- _EXERCISE OBJECTIVE_:
Would you set down the whole listing again exactly as it appears?

- _DATASET EXTRACT_:
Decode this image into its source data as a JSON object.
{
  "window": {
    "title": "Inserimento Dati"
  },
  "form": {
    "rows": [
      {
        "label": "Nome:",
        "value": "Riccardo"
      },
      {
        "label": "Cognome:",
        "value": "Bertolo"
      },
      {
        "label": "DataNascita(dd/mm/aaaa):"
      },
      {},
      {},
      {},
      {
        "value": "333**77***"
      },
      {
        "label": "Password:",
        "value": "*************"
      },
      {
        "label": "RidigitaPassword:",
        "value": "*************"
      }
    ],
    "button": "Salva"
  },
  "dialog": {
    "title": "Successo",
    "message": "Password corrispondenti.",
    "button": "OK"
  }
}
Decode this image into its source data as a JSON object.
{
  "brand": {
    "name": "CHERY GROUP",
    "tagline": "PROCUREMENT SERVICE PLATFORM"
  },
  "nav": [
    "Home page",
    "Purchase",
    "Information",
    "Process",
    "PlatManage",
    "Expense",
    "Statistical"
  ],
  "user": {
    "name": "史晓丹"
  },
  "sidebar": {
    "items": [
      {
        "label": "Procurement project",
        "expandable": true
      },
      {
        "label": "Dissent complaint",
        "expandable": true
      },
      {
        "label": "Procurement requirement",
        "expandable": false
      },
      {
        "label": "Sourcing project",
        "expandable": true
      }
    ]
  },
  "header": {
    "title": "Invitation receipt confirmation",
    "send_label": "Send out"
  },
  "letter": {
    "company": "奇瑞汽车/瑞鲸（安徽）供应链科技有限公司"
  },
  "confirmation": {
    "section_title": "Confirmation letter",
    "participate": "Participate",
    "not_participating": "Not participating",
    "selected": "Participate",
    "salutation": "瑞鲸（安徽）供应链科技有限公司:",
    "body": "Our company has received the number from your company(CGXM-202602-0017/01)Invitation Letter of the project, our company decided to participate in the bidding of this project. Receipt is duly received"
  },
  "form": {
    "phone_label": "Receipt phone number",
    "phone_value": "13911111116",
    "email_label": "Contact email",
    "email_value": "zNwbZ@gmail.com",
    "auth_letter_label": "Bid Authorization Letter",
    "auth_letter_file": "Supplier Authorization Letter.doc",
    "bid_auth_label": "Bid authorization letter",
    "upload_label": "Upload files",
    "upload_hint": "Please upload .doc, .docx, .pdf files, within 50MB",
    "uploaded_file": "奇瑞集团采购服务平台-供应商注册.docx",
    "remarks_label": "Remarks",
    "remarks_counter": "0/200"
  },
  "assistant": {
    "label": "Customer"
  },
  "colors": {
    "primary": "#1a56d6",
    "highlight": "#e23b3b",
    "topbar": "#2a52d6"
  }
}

- _SOLUTION TO THIS EXERCISE_:
Decode this image into its source data as a JSON object.
{
  "window": {
    "title": "Inserimento Dati"
  },
  "form": {
    "rows": [
      {
        "label": "Nome:",
        "value": "Riccardo"
      },
      {
        "label": "Cognome:",
        "value": "Bertolo"
      },
      {
        "label": "DataNascita(dd/mm/aaaa):"
      },
      {},
      {},
      {},
      {
        "value": "333**77***"
      },
      {
        "label": "Password:",
        "value": "*************"
      },
      {
        "label": "RidigitaPassword:",
        "value": "*************"
      }
    ],
    "button": "Salva"
  },
  "dialog": {
    "title": "Successo",
    "message": "Password corrispondenti.",
    "button": "OK"
  }
}
Decode this image into its source data as a JSON object.
{
  "brand": {
    "name": "CHERY GROUP",
    "tagline": "PROCUREMENT SERVICE PLATFORM"
  },
  "nav": [
    "Home page",
    "Purchase",
    "Information",
    "Process",
    "PlatManage",
    "Expense",
    "Statistical"
  ],
  "user": {
    "name": "史晓丹"
  },
  "sidebar": {
    "items": [
      {
        "label": "Procurement project",
        "expandable": true
      },
      {
        "label": "Dissent complaint",
        "expandable": true
      },
      {
        "label": "Procurement requirement",
        "expandable": false
      },
      {
        "label": "Sourcing project",
        "expandable": true
      }
    ]
  },
  "header": {
    "title": "Invitation receipt confirmation",
    "send_label": "Send out"
  },
  "letter": {
    "company": "奇瑞汽车/瑞鲸（安徽）供应链科技有限公司"
  },
  "confirmation": {
    "section_title": "Confirmation letter",
    "participate": "Participate",
    "not_participating": "Not participating",
    "selected": "Participate",
    "salutation": "瑞鲸（安徽）供应链科技有限公司:",
    "body": "Our company has received the number from your company(CGXM-202602-0017/01)Invitation Letter of the project, our company decided to participate in the bidding of this project. Receipt is duly received"
  },
  "form": {
    "phone_label": "Receipt phone number",
    "phone_value": "13911111116",
    "email_label": "Contact email",
    "email_value": "zNwbZ@gmail.com",
    "auth_letter_label": "Bid Authorization Letter",
    "auth_letter_file": "Supplier Authorization Letter.doc",
    "bid_auth_label": "Bid authorization letter",
    "upload_label": "Upload files",
    "upload_hint": "Please upload .doc, .docx, .pdf files, within 50MB",
    "uploaded_file": "奇瑞集团采购服务平台-供应商注册.docx",
    "remarks_label": "Remarks",
    "remarks_counter": "0/200"
  },
  "assistant": {
    "label": "Customer"
  },
  "colors": {
    "primary": "#1a56d6",
    "highlight": "#e23b3b",
    "topbar": "#2a52d6"
  }
}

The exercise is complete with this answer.